I had to be in the office today, which is not how I'd ideally choose to spend my Saturday, but it wasn't so bad. First, there was no rush so I was able to sleep in and, for once, my blip senses weren't stimulated by any early morning sun or dramatic cloudscapes. I didn't stir until after 9 o'clock and I really needed that catch-up. I've not had more than six hours sleep all month. I then treated myself to a read in bed for an hour. What a delight that was. I could see myself getting quite used to this kind of lifestyle!
Second, I was really only going in to work to offer moral support for the team doing a big update on our new Travel Health System. I designed and wrote the original prototype, but it's now been taken over by my young colleagues to bring into production. It would actually be hard for me to get involved even if I wanted to now. I don't understand how it all works any more. And that is just great!
I took the train in but had the mountain bike sitting in the office, so when a dull start to the day turned into a bright evening, I decided to take a leisurely ride back along the canal and over the moor. The clouds cleared to leave almost clear skies by the time I got home, but, despite wearing a good few layers, I got really chilled on the trail past the trig point over to the twelve apostles and the Cow and Calf. I don't think it was really that cold, but after a week of summer weather it felt bitter. It took a good hour for my hands to come back to life once in the house.

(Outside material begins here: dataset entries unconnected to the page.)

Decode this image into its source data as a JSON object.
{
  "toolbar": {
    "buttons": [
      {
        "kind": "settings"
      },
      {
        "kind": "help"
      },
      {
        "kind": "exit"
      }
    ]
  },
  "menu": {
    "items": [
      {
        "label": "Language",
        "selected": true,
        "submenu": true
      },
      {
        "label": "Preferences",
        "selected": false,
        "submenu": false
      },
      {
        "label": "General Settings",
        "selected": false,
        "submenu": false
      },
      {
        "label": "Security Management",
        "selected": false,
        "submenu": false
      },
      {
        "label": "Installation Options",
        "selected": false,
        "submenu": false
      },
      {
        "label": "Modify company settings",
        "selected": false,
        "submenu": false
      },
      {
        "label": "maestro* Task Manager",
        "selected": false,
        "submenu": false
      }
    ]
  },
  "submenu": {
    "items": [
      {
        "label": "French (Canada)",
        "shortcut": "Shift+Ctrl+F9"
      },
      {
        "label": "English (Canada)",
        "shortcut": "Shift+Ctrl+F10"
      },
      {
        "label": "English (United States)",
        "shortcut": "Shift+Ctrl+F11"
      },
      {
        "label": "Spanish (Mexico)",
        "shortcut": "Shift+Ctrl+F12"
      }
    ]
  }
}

This blip is of Cowper's Cross, quite a famous landmark on the moor, standing near the top of the old Keighley Gate Road. I've taken quite a few shots of this over the last year, but never in quite such dramatic light. These are not all the original stones because it's suffered a bit of damage over the years, and it seems likely that it's become Christianised relatively recently from a very much older boundary stone. The precise history may be vague, but what is certainly clear is that it marks a route across the moor which had been used for many centuries. This is a spot which has had a presence in the minds of local people for possibly a thousand years or more. I feel that when I run or cycle past here, which I must have done hundreds of times by now. Its blipping is somewhat overdue as it's a rather special place for me.